## Task data

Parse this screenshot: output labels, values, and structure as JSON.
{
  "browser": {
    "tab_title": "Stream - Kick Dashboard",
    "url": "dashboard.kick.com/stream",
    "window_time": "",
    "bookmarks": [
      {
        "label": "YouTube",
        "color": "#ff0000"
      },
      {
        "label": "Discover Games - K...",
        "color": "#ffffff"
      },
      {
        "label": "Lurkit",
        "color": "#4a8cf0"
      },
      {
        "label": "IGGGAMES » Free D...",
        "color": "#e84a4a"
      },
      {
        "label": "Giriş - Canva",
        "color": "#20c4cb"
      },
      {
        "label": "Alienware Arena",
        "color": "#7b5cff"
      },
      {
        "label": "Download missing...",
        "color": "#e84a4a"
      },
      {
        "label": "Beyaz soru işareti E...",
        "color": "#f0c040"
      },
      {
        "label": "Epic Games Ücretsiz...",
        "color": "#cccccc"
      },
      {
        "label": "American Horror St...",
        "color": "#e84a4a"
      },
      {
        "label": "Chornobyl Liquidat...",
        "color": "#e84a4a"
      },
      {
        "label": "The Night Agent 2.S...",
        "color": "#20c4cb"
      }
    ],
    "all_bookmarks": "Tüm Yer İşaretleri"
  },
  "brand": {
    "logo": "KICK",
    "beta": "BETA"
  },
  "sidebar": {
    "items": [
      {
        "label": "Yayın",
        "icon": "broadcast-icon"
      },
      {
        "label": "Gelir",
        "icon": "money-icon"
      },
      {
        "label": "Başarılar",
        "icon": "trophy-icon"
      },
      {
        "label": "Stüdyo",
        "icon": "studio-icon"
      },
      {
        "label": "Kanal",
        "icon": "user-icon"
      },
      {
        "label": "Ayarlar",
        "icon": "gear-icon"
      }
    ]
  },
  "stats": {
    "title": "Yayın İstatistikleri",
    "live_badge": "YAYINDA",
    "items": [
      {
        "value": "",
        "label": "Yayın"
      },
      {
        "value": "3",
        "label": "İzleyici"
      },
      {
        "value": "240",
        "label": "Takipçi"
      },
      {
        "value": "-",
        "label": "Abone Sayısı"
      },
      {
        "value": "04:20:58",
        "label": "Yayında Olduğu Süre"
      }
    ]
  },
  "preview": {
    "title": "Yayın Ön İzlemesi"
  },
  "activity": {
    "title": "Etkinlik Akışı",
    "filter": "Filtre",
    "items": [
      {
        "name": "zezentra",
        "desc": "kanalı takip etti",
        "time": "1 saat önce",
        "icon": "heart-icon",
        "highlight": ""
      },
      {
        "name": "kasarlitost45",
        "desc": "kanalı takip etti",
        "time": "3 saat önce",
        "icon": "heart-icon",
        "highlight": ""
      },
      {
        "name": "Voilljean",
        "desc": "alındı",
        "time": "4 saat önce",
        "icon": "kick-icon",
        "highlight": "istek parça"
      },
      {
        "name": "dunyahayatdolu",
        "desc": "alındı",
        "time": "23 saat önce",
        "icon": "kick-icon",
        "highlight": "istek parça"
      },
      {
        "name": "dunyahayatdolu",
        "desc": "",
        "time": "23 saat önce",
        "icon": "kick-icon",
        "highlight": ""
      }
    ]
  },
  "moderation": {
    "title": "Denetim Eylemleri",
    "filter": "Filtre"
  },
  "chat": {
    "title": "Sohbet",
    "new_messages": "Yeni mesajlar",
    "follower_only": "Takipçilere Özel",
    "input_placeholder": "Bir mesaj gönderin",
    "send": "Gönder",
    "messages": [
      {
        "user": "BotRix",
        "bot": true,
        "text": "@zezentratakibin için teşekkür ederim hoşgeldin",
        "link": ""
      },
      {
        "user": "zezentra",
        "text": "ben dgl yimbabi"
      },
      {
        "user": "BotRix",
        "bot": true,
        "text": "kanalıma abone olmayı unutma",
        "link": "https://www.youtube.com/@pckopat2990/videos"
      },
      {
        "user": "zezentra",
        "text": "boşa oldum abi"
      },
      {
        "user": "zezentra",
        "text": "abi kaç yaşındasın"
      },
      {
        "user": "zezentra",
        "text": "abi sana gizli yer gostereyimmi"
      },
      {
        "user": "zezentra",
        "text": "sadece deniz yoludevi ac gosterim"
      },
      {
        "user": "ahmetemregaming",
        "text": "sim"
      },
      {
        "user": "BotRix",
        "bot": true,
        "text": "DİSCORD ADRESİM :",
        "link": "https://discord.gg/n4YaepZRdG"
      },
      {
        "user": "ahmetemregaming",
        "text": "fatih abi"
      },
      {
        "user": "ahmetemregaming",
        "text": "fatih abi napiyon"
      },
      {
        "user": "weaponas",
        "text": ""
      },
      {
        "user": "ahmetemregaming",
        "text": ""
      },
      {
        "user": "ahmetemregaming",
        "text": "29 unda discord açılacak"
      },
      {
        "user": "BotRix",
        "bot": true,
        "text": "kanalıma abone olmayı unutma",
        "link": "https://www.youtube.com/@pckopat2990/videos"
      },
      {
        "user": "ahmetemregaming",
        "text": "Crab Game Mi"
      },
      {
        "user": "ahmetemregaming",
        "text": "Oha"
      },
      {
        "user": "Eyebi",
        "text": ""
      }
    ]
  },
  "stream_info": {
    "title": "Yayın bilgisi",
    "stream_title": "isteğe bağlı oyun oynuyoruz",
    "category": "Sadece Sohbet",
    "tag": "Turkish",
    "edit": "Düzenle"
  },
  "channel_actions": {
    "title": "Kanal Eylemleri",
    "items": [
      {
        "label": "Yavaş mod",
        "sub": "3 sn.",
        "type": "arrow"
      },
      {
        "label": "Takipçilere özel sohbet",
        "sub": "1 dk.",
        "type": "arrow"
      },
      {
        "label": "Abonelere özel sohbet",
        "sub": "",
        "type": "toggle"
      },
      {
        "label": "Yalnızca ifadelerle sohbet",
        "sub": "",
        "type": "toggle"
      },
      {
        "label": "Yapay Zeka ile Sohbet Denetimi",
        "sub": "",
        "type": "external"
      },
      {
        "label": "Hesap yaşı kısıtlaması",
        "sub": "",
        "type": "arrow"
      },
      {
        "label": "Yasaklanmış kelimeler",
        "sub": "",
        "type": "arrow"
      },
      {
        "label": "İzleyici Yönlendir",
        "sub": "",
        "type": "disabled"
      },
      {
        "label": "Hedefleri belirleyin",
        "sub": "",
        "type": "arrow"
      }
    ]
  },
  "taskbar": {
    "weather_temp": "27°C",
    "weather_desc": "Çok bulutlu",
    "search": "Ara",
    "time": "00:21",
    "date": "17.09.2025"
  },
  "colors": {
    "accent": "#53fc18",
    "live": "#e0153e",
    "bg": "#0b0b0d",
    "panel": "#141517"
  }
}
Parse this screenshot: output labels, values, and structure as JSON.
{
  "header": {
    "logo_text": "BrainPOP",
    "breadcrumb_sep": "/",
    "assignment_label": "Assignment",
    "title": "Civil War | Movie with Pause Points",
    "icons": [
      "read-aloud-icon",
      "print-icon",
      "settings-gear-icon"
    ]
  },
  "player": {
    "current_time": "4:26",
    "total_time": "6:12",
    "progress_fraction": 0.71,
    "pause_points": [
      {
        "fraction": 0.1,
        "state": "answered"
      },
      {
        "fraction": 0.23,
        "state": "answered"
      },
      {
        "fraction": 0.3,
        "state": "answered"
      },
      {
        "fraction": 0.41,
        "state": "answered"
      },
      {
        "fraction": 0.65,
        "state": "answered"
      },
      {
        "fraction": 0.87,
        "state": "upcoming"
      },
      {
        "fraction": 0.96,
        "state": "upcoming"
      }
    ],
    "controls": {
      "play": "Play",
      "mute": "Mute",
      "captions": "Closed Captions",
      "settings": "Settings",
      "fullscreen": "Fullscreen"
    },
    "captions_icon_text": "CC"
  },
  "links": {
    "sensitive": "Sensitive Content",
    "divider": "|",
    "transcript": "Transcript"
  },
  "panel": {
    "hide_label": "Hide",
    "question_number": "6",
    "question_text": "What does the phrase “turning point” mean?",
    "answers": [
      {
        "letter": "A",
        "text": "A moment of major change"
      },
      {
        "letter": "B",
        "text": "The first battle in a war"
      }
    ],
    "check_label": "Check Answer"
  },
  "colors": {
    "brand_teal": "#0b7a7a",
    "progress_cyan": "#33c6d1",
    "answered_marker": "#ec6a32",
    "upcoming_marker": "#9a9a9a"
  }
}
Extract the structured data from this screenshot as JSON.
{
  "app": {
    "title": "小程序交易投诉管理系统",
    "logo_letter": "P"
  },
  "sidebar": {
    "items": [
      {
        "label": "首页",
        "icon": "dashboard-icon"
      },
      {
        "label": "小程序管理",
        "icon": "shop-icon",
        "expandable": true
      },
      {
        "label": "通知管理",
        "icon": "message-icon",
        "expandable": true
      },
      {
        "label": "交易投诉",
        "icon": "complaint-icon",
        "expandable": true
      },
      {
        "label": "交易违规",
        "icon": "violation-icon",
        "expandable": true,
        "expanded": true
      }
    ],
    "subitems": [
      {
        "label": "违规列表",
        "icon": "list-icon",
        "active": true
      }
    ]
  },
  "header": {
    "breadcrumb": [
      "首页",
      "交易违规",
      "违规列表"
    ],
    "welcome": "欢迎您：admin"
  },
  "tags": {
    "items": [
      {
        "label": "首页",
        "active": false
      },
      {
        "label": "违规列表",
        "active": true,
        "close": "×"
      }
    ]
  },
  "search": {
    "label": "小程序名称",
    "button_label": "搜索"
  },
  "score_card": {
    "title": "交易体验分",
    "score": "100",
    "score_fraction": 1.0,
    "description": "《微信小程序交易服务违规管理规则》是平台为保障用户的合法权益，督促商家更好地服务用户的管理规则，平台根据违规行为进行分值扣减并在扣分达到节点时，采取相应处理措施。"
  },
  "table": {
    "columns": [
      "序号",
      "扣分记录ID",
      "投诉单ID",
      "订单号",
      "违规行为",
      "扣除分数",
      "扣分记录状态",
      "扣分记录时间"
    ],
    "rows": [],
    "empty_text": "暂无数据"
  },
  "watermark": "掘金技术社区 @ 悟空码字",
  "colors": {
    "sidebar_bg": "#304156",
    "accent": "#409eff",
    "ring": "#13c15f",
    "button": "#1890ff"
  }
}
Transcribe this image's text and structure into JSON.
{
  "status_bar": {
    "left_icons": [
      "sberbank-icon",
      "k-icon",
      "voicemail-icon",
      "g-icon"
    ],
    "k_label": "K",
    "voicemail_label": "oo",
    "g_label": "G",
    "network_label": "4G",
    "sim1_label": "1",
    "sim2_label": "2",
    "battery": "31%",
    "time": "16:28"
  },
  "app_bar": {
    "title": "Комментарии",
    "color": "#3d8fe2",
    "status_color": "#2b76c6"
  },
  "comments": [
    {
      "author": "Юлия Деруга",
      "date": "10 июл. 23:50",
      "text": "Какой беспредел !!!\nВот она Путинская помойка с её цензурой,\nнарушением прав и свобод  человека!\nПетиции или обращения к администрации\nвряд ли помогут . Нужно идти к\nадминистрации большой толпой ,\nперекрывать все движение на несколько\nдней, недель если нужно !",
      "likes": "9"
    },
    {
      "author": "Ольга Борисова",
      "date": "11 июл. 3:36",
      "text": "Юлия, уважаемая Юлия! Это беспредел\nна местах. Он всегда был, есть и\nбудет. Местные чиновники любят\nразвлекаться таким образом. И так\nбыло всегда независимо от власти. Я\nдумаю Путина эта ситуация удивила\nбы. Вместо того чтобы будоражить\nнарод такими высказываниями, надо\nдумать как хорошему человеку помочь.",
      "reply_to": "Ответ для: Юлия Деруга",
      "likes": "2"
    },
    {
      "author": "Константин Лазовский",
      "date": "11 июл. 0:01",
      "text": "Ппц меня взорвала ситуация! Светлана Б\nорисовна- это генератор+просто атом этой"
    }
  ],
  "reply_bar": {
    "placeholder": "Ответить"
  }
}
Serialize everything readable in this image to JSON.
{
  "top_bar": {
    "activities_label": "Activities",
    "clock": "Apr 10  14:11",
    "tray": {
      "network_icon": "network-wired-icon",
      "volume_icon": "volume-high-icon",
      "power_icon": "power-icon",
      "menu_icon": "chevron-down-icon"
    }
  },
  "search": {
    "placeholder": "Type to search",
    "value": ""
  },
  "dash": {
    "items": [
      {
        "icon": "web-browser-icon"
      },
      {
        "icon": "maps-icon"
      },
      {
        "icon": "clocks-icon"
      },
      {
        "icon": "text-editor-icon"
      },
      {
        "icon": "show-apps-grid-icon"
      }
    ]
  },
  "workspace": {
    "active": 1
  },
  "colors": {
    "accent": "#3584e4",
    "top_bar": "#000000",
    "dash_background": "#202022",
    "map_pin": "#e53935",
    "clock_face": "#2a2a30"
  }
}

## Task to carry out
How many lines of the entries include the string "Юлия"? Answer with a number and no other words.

## Reply to the task
3